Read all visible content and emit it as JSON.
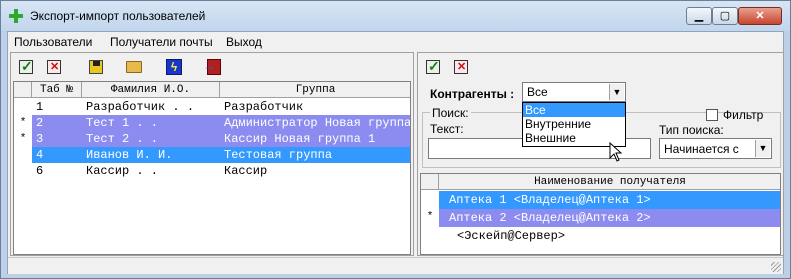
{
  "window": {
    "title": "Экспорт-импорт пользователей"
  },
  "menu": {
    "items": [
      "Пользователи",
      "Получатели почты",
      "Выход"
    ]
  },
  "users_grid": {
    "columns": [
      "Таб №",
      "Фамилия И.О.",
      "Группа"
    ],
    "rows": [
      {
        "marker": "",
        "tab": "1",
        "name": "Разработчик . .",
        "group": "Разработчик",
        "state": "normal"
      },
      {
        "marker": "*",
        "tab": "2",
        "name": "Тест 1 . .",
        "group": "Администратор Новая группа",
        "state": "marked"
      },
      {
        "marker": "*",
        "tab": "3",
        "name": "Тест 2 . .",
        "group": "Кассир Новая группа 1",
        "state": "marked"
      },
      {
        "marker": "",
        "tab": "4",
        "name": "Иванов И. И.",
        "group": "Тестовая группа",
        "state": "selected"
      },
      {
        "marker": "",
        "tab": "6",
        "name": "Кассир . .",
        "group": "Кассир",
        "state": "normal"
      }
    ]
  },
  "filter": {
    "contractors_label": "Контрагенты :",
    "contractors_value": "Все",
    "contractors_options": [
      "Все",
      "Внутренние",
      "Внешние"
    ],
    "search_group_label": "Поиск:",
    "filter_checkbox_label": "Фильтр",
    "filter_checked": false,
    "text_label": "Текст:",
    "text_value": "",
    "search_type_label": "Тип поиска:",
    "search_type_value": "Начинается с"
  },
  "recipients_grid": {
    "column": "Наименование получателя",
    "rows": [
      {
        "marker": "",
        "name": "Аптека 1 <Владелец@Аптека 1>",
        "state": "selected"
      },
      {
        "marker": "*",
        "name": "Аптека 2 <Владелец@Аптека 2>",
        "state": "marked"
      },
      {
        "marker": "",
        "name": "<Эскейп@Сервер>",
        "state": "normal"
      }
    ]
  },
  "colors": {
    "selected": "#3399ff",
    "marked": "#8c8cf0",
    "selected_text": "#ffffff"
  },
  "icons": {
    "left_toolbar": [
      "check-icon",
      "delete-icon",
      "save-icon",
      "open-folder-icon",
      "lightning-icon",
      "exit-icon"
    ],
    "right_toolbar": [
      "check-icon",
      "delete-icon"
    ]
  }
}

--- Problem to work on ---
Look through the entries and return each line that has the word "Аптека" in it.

--- Reply to the exercise ---
        "name": "Аптека 1 <Владелец@Аптека 1>",
        "name": "Аптека 2 <Владелец@Аптека 2>",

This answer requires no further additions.